Assuming climate change would be the most common answer, I often suggested this in my question (poor interview technique on my behalf), but was met every time with an awkward silence and uncertain glance. No, it wasn’t climate change, they claimed. Instead, Theo informed me that similar storms had occurred in 2013 because a local fisherman had accidently caught and dredged up a mermaid onto local beaches. He offered photo evidence from a friend, should I be interested. As a consequence, the weather was acting up and producing storms. Slightly stunned by this response, I asked if a similar mermaid had been found this time, to which Theo shook his head in apprehension, saying, “no, not that I’ve seen on social media yet”. This was also a source of anxiety for all three men behind the bar, who had joined in our conversation. It would be explainable if a mermaid had been found, but thus far there was a worrying emptiness on the beaches.
Robin, however, was unconvinced by the mermaid. Instead, he attributed the floods to UFO sightings. He also mentioned nuclear fallout and radiation, but I was unable to ascertain the links between these and the floods before Robin got whisked away by the imperatives of dinner service.

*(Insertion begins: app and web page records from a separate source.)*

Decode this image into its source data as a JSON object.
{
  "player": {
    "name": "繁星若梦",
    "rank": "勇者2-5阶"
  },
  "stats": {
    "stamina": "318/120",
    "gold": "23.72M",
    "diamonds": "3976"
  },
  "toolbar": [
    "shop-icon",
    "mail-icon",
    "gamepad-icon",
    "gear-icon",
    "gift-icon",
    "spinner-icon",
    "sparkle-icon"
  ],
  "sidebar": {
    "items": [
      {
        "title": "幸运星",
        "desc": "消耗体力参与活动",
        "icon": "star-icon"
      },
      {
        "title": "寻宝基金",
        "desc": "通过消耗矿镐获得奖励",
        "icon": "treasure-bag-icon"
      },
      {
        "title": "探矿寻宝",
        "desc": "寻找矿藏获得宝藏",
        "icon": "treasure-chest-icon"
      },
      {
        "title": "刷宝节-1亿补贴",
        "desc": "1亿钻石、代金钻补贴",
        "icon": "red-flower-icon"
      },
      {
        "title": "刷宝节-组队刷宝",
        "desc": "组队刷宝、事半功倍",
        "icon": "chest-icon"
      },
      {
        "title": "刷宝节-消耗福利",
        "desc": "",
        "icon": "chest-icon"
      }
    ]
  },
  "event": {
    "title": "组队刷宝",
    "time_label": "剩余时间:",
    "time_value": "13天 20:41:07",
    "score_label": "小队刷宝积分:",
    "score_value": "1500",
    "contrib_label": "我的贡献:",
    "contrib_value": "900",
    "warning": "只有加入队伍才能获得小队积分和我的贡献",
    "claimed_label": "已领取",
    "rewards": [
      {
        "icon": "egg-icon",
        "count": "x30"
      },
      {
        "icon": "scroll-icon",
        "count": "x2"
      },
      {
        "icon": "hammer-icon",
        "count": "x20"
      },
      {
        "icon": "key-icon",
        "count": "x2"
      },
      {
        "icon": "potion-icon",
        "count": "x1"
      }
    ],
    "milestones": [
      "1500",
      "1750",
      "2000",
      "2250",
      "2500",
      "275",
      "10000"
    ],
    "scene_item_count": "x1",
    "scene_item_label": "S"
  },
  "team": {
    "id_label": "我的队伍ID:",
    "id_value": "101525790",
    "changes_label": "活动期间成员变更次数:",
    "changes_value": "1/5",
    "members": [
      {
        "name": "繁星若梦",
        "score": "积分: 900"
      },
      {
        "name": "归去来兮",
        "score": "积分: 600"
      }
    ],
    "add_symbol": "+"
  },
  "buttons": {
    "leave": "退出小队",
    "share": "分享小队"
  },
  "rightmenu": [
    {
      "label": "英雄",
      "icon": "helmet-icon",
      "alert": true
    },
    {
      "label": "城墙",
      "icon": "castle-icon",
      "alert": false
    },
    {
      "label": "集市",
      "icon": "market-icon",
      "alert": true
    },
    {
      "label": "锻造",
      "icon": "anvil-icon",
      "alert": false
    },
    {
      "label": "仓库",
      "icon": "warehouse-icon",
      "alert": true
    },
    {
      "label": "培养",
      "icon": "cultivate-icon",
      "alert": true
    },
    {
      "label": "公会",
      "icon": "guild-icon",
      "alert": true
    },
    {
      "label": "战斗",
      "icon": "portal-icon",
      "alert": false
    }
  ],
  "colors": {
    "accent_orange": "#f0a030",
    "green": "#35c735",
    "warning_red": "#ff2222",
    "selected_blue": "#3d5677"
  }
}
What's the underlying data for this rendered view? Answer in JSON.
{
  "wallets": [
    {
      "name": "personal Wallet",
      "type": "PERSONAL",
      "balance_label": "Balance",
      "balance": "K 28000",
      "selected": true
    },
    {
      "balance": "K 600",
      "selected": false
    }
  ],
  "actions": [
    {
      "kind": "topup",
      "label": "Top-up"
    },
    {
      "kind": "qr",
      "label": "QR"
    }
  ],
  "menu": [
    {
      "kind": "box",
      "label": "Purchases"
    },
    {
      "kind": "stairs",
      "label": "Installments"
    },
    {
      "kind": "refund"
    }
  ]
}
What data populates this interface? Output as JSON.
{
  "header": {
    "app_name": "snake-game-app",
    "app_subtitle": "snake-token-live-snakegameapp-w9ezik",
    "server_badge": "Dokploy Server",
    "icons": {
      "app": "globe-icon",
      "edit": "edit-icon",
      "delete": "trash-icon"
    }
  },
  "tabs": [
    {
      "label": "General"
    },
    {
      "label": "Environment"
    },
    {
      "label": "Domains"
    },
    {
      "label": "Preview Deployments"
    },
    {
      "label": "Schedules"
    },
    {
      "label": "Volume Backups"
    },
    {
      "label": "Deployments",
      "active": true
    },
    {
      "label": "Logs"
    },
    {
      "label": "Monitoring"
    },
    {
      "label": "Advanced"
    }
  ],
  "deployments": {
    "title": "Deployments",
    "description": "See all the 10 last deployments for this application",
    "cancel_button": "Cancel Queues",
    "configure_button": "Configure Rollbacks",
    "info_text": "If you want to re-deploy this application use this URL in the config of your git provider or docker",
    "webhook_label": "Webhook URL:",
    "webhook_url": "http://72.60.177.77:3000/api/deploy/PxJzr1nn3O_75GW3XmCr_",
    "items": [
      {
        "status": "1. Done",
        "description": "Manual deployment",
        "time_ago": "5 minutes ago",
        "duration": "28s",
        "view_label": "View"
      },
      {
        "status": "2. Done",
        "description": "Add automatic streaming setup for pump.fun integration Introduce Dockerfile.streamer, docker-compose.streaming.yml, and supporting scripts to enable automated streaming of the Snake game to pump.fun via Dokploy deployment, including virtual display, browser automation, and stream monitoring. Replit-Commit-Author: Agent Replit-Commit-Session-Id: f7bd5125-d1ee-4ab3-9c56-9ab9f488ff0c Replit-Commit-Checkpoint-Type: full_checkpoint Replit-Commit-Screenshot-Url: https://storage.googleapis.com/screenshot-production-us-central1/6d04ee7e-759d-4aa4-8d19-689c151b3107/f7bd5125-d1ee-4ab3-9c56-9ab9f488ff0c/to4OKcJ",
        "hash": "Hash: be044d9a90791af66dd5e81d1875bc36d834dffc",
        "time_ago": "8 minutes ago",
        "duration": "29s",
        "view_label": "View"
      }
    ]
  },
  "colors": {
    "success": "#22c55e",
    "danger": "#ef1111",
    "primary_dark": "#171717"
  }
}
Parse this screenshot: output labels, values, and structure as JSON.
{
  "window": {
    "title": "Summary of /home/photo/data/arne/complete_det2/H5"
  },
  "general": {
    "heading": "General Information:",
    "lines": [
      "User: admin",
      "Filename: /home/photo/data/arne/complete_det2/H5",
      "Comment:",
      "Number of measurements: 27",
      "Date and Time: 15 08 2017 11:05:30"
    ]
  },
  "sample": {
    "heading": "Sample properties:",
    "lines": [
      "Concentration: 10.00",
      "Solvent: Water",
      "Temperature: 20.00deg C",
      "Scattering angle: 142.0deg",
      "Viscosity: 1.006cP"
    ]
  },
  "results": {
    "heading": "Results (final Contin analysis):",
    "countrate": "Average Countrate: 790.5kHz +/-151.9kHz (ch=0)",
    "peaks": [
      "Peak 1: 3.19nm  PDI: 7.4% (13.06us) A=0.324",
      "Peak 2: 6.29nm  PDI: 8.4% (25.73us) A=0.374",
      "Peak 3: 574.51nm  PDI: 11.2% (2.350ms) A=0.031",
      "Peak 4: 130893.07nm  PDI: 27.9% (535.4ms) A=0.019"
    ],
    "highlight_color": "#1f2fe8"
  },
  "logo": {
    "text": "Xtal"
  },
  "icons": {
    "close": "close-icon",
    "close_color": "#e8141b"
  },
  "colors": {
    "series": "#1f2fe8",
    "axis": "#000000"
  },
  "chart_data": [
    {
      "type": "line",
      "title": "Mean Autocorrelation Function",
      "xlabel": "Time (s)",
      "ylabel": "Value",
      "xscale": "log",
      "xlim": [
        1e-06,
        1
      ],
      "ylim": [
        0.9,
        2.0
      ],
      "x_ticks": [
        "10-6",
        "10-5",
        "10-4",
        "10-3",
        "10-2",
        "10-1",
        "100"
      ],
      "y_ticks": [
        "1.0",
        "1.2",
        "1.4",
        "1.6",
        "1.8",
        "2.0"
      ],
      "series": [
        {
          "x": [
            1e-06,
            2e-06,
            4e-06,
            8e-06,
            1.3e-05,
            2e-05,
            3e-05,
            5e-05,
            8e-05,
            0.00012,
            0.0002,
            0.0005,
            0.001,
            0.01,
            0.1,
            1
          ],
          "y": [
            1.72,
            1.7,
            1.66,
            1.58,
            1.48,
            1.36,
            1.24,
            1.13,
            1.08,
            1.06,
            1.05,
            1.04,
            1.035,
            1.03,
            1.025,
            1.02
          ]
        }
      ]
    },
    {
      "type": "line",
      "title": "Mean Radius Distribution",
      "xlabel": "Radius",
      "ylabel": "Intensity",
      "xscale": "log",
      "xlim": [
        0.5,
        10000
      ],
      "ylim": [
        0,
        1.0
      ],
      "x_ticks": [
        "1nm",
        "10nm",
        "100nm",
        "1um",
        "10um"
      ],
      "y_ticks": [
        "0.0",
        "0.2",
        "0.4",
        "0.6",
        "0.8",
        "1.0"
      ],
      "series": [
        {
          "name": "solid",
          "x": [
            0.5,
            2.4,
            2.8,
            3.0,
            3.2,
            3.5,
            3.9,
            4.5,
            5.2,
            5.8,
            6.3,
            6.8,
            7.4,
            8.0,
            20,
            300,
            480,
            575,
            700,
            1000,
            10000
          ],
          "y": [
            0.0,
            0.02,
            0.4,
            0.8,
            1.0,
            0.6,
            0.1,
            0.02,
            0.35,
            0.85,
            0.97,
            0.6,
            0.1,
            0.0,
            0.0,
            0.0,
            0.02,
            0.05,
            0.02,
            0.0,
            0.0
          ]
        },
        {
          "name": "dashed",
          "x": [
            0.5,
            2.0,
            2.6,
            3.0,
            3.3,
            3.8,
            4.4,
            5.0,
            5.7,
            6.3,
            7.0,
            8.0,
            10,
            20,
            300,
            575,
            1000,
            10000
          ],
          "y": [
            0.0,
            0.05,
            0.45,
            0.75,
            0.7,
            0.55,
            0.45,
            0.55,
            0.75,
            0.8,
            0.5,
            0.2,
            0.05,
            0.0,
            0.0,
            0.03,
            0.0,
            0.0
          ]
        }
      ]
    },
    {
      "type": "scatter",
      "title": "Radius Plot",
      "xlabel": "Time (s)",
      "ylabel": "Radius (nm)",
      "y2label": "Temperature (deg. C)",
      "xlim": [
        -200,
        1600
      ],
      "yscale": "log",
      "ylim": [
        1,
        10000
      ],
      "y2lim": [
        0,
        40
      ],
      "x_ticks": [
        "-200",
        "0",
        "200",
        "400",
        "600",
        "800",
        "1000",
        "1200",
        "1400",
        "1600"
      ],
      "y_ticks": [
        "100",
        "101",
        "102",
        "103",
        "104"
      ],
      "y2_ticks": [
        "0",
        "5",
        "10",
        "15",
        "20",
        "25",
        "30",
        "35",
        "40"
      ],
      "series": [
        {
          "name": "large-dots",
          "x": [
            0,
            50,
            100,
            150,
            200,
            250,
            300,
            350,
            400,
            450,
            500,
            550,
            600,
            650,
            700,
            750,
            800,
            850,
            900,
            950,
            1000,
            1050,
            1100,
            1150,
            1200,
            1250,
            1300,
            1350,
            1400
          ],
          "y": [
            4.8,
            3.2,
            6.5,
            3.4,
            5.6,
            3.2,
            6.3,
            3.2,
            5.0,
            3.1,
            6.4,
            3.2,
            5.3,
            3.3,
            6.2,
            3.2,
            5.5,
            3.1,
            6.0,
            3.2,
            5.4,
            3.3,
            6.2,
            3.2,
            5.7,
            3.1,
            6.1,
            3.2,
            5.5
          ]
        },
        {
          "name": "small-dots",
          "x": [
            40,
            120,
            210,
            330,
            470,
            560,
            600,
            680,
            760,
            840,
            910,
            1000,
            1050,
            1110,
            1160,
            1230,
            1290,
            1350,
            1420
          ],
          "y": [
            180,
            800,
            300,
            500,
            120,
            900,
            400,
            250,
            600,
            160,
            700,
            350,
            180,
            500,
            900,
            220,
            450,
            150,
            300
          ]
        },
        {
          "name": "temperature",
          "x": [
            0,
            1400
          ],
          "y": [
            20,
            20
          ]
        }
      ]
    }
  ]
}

In relaying these conversations, I am in no way meaning to delegitimise the understanding of these storms by local people, or the importance of community perspectives, which historical climate science often neglects. The epistemic violence of rejecting place based, lived experience of those at the forefront of climate impacts as ‘folklore’ or ‘superstition’ in favour of western ‘experts’ is undeniable neo-imperialism. This effacement of people’s epistemic beliefs – either by branding them as mere ‘superstition’ or ‘folklore’ – constitutes a credible existential threat.
These conversations about the floods also point to the incredible inequity of climate change education, and the immense privilege in not only understanding the basics of climate change, but then having the capability to deny its existence from a point of safety, comfort, and running water.
The Durban floods demonstrate the dire need for much more robust and wide reaching climate education which engages with local communities deeply, respectfully, and without undermining traditional knowledge. In this way, those at most immediate risk from climate disasters can be better equipped with effective and meaningful mitigation and adaptation strategies. This one experience has again exemplified that the dire existential consequences of a warming world are a reality across the world now, rather than a future potentiality and must be addressed with the urgency such a crisis requires.
To provide aid to the recovery efforts, please consider donating to the following charities under the following link: https://www.timeslive.co.za/news/south-africa/2022-04-14-16-charities-you-can-donate-to-to-help-flood-relief-efforts-in-kzn/
Image Credit: NASA via wikimediacommons.org.